Crime Prevention Summit A summit on crime prevention was held at the City of Joondalup on 15 April 1998. Thesummit, which was a co-operative venture between the Joondalup Regional CommunityPolicing Crime Prevention Committee, the former City of Wanneroo and the Joondalup
CITY OF JOONDALUP – MINUTES OF MEETING OF JOINT COMMISSIONERS - 26.10.1999 35
Police District, led to the formation of a number of taskforces. The issues addressed by thesetaskforces included those relating to young people such as anti graffiti, juvenile crime and antisocial behaviour. The taskforces focused on pro-active preventative strategies relating tothese areas. Council provided the venue and considerable administrative and secretarialsupport for the Summit and taskforces. $2,000 was also spent on direct costs such as cateringand security to support the operation of the Summit. Crime Prevention and Community Policing Council continued to operate its mobile security patrols as a key part of its Security Watchservice. The patrols are operated by Council’s Rangers on a twenty-four hour, seven days perweek basis. The service involves the security patrols targeting anti-social behaviour andgraffiti. The patrols have direct communication links with Joondalup Police Station, withplans developed to extend these links into other police stations in the region. Processescontinue to be developed to ensure that areas observed by the service which relate to youngpeople are addressed in a co-ordinated way. In addition to the patrols, a range of other crime prevention and community policinginitiatives were introduced including a comprehensive graffiti control program costingapproximately $360,000, sponsorship of the Constable Care Project which is conductingpuppet shows on crime prevention throughout all primary schools in the region, and acontribution of $11,500 to the Safety House Association of W.A. for the operation of theSafety House Program throughout the region. Alternative Education Program The City leased a section of its Merriwa Community Services Administration Centre to theEducation Department of W.A. at a reduced rental for the purpose of operating an alternativeeducation programme for young people who do not fit into the normal education system. TheDepartment ran a Performance Enhancement Program designed to ‘fast-track’ the return ofthese young people to a mainstream school learning environment. Council projectscomplemented these initiatives, providing positive external networks and recreationalopportunities. Inter-Generational Environmental Picnic Day As part of the Senior’s Week activities, Council organised an environmental picnic atHawkins Park. The theme was ‘linking all ages’ and involved young people from six localschools and senior citizens from local day care centres and senior’s clubs. The picnic washosted by staff from the Community Development Directorate with participation by the StateEmergency Service, Friends of Yellagonga, Community Policing and the Wanneroo LionsClub. Participants were invited to take part in a walk around the lake. Communityorganisations and Council’s Health Officers set up displays on the local wetlands. The eventcost $1,600 to co-ordinate, excluding staff time. Co-operation with Community Groups – Other Examples

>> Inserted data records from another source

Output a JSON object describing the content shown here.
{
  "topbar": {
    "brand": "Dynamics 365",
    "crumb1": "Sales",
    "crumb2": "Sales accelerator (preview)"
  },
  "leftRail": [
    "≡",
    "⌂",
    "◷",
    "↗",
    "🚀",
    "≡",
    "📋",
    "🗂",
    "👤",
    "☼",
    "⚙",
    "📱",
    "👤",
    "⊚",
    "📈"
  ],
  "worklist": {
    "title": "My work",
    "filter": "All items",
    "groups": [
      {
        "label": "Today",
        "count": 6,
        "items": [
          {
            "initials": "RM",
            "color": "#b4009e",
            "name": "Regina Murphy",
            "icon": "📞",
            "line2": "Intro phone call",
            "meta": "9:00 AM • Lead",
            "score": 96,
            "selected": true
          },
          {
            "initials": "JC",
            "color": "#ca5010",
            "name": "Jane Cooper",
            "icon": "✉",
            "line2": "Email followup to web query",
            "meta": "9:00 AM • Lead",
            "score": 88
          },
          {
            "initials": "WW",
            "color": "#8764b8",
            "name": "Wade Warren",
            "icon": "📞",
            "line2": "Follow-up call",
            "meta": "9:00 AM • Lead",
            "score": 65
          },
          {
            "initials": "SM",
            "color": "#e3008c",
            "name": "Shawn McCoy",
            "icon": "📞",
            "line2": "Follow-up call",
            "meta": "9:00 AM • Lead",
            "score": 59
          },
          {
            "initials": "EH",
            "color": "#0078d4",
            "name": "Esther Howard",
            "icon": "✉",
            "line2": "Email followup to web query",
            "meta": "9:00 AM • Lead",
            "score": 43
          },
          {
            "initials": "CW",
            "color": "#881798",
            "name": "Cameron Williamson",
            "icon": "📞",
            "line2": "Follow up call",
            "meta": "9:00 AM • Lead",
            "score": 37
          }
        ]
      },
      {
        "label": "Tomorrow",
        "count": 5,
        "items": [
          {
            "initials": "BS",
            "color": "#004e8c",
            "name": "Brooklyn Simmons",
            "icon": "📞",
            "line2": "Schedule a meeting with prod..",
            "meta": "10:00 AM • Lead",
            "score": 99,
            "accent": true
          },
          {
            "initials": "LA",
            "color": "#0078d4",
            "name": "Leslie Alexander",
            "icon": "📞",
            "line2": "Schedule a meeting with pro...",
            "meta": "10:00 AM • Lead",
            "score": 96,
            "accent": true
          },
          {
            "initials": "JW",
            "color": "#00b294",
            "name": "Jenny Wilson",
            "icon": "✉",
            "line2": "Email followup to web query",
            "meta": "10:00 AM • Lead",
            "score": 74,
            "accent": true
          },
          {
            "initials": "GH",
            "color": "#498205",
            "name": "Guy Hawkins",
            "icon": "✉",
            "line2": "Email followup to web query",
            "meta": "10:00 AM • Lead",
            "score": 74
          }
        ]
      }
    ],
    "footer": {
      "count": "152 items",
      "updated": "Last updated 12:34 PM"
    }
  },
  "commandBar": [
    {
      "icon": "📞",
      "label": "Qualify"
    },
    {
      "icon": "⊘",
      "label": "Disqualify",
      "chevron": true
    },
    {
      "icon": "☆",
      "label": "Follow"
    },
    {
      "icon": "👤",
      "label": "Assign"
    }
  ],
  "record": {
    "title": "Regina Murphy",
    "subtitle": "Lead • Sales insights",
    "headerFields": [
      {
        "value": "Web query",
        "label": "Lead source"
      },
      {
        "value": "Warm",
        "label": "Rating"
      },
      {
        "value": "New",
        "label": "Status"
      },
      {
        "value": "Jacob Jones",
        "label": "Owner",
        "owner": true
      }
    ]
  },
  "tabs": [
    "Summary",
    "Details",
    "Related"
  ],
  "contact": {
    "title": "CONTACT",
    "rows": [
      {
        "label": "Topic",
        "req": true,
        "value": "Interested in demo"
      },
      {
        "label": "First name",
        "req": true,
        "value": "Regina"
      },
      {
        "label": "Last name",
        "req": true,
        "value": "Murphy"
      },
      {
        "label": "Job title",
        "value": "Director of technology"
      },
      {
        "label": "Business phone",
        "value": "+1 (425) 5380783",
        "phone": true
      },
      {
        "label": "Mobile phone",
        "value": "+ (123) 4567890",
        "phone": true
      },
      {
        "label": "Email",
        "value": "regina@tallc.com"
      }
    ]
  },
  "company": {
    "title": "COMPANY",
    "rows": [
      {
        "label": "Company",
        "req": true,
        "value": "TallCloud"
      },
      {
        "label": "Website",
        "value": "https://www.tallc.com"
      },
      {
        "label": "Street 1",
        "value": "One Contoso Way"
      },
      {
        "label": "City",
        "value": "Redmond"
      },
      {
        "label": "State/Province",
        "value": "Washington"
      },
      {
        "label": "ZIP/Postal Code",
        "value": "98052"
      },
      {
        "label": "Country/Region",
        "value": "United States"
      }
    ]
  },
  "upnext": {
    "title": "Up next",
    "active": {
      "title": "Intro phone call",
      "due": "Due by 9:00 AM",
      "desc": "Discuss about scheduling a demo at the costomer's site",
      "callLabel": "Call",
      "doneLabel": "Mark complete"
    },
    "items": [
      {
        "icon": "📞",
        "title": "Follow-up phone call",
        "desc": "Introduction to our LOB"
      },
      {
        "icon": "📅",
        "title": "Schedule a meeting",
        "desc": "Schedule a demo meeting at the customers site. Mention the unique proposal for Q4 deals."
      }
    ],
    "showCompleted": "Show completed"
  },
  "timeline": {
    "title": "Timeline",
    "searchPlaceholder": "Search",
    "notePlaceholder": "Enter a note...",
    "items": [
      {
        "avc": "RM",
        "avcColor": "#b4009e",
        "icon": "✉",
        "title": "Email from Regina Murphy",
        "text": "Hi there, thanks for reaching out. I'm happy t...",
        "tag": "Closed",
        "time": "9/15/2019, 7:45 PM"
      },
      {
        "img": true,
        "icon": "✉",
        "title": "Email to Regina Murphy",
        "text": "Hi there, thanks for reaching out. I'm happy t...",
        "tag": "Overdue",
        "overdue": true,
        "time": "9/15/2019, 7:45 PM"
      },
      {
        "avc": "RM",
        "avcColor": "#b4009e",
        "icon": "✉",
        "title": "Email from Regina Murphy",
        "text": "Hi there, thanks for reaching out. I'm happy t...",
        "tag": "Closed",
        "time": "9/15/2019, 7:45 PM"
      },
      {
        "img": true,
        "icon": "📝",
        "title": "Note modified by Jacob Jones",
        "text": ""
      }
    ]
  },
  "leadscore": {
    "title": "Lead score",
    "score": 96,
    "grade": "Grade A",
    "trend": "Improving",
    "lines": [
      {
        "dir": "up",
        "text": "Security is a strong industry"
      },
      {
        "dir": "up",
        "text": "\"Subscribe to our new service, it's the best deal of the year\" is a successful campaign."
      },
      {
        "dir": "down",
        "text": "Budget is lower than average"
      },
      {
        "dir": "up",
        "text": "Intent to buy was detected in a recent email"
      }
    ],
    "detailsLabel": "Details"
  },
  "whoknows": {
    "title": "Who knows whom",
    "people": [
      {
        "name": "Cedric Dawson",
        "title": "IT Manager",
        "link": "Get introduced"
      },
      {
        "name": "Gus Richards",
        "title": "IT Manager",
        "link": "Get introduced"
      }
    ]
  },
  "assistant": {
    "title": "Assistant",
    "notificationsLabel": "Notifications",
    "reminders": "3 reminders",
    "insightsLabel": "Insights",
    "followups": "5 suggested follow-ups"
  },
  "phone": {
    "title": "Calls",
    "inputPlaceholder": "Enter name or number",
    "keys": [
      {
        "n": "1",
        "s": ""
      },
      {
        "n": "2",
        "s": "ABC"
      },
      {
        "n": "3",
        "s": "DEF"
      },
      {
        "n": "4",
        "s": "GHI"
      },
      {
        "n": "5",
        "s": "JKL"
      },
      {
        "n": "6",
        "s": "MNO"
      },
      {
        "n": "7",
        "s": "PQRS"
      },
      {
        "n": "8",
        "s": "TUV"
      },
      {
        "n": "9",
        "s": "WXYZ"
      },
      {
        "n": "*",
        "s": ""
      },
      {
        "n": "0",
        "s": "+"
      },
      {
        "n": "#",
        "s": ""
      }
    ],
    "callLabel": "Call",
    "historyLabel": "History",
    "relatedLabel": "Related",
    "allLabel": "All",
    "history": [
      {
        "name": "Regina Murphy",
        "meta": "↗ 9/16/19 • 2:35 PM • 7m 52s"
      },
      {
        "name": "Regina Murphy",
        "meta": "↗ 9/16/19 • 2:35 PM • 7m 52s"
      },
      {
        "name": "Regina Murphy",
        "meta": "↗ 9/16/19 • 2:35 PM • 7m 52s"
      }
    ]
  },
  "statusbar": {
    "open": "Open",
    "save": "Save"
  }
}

Other examples of Council working co-operatively with community groups in the provisionof youth services are:
CITY OF JOONDALUP – MINUTES OF MEETING OF JOINT COMMISSIONERS - 26.10.1999 36